Once we've bought something from a shop, we can generally do what we like with it. If we decide to use white vinegar to descale a kettle rather than sprinkle it on chips, Sarson's is unlikely to issue a press release complaining. Nor were there urgent product recalls when models started using haemorrhoid cream to reduce the appearance of wrinkles around the eyes. But some technology companies become desperately unhappy about the wilful repurposing of their products, particularly if it's a smartphone. And they'll build in substantial barriers to stop us doing it.
"We're ensuring a seamless customer experience" is the kind of excuse that's given for erecting these walled gardens, as they're known, but the real reasons are generally commercial – encouraging us to make further purchases or to protect agreements with other companies. To the rescue, however, comes the jailbreak. Millions have used software freely available online to get under the bonnet of various devices, and coax them to do things that are forbidden by the manufacturers. One common aim is to enable tethering, where your phone's 3G internet connection can be used by a computer. And in the US, huge numbers of iPhones are jailbroken in order to get them operating on a network other than AT&T (to which all new iPhones are SIM-locked).
This summer saw the US Library of Congress rule that jailbreaking isn't illegal; the status in the EU is unclear, but experts deem it unlikely that it would ever be prosecuted. Shortly after the ruling a website called Jailbreak Me was launched, offering a trouble-free iPhone jailbreak in a single click – and suddenly you could install non Apple-approved apps that would let you use your phone as, say, a mobile hot spot, or to download YouTube videos. Marvellous, right?
Well, not entirely. The efforts of these hackers are pretty extraordinary, but they're not flawless; jailbroken devices might lose some important features, and apps that haven't gone through an official vetting process might be prone to crashing, or leave the door open to viruses. And then there's the more obvious point that it invalidates your warranty; if jailbreaking has left your device malfunctioning, not much sympathy will be coming your way. With the high cost of replacing a smartphone, even diehard geeks have questioned the value of jailbreaking.

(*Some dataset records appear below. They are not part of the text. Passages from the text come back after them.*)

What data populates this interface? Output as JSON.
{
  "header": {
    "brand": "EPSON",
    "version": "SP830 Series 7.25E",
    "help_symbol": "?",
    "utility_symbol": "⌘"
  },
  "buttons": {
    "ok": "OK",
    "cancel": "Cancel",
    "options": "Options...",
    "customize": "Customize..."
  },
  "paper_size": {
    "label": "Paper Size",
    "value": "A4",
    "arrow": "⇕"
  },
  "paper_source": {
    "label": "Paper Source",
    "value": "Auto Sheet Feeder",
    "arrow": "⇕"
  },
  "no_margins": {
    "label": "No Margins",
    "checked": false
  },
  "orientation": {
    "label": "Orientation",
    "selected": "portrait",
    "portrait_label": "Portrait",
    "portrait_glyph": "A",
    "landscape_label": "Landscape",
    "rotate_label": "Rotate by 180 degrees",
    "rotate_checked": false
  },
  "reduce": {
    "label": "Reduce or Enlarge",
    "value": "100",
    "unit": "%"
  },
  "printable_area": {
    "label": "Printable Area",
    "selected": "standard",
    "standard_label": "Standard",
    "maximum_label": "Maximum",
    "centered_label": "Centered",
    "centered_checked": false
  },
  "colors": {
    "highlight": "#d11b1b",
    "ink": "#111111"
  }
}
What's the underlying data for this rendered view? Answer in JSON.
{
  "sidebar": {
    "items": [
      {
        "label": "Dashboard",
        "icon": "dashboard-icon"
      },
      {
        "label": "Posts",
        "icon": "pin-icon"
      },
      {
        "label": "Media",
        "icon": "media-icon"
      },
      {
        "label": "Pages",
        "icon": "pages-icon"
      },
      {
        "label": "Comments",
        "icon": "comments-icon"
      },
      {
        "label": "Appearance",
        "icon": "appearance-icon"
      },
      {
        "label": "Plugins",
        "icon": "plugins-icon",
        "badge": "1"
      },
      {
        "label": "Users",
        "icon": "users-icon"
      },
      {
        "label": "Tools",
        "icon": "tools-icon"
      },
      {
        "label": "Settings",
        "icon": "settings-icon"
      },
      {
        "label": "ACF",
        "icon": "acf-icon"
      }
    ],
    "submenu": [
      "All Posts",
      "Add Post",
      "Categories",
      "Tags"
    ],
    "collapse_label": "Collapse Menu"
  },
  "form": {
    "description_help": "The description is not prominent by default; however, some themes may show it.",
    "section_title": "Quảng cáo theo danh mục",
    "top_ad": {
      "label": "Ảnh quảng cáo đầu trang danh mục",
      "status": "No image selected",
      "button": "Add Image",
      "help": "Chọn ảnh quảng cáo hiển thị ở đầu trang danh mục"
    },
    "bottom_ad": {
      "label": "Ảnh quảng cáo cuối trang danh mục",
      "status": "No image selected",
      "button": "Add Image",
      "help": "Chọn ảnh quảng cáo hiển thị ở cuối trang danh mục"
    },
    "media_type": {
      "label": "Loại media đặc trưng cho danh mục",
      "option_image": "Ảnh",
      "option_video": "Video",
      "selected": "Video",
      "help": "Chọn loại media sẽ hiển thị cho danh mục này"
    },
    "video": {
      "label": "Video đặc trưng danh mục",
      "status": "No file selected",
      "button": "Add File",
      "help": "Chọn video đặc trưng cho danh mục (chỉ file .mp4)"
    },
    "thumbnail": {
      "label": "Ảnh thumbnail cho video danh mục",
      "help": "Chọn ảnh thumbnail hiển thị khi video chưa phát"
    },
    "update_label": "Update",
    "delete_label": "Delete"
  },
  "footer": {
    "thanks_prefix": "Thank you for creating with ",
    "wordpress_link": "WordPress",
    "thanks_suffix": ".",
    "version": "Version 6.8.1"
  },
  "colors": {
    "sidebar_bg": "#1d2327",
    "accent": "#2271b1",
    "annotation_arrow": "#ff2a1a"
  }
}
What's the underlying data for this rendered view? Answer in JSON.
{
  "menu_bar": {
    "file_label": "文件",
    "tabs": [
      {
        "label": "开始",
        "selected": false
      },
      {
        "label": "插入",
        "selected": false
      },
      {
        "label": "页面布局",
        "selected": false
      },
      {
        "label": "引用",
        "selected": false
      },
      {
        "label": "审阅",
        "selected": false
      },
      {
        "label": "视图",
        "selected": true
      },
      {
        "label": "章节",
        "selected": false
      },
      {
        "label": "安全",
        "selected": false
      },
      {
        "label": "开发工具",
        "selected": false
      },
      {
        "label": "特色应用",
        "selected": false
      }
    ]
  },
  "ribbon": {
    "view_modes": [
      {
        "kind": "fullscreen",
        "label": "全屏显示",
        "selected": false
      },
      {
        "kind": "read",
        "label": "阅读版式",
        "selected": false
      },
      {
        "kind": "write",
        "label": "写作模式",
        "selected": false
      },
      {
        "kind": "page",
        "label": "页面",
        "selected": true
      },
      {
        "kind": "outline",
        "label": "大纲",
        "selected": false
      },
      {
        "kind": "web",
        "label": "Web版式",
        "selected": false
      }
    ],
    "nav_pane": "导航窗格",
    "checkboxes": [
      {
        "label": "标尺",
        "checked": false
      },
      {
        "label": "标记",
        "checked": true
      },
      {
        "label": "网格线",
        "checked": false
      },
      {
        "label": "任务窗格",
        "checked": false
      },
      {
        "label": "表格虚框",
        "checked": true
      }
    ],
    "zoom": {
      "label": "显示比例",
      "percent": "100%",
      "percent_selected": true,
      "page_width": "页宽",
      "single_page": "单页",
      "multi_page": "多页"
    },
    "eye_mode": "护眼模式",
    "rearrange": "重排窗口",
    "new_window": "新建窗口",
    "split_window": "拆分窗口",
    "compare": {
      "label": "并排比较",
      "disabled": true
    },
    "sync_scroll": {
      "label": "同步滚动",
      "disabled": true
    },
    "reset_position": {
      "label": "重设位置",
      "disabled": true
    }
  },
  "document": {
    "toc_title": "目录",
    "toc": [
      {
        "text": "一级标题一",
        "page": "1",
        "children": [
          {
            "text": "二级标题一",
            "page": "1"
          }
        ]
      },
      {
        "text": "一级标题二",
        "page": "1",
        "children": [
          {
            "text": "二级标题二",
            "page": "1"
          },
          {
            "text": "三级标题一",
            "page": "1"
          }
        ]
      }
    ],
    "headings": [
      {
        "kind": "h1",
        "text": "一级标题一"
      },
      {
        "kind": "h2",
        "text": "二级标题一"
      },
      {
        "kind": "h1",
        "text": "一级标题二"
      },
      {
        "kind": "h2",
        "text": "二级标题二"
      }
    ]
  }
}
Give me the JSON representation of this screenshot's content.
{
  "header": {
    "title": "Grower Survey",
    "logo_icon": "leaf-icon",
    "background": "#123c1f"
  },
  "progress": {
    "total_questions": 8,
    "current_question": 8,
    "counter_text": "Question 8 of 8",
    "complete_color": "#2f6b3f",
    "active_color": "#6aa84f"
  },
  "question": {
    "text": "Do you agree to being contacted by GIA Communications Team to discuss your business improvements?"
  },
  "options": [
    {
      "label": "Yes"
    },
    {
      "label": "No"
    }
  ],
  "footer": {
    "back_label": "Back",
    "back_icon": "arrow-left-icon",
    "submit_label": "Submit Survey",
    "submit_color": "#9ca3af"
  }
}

But then there's the new Apple TV. A snip at £99, it's a nice enough toy, allowing you to stream music and certain kinds of video from a computer running iTunes to your television. But jailbroken, it suddenly becomes an incredibly powerful media hub – which it falls short of at the moment because of those aforementioned commercial considerations. Install an app like Plex on a jailbroken Apple TV, and suddenly a library of your ripped DVDs can be available to watch in a popup menu; in addition, BBC iPlayer and 4OD stream direct to your television, along with a large selection of free content. Jailbreaking an Apple TV running the latest software is a complex procedure, and I wouldn't recommend it – not least because of the warranty issue. But there's no doubt that the unlocked potential of the cheap, cheerful Apple TV will have both hackers and consumers alike salivating slightly in 2011.
Many London pubs were shut on Sunday evening, and who could blame them, it was the holidays after all. While looking for alternative options for meeting up with a friend, I scanned user reviews on beerinthevening.com, ranging from withering to downright rude, and thought "who'd run a pub?" I found myself discounting certain boozers purely because some random person had mouthed off about it 18 months ago – and therein lies the power of the online complaint. Through lack of resources, pubs probably won't follow the example of Systemgraph, a Greek computer maintenance company which, according to a post by one Dimitris Papadimitriadis, failed to repair the screen of his laptop properly, and subsequently refused him a refund. Unhappy with his online appraisal, the company is suing him for €200,000, and a court hearing is due on 19 January. Horror at this disproportionate response has seen the so-called "Streisand Effect" swing into action, with far more people aware of the company's alleged shortcomings than there were before. Maybe pubs have got it right; if someone badmouths you, cross your fingers and hope no one sees it.Reuse content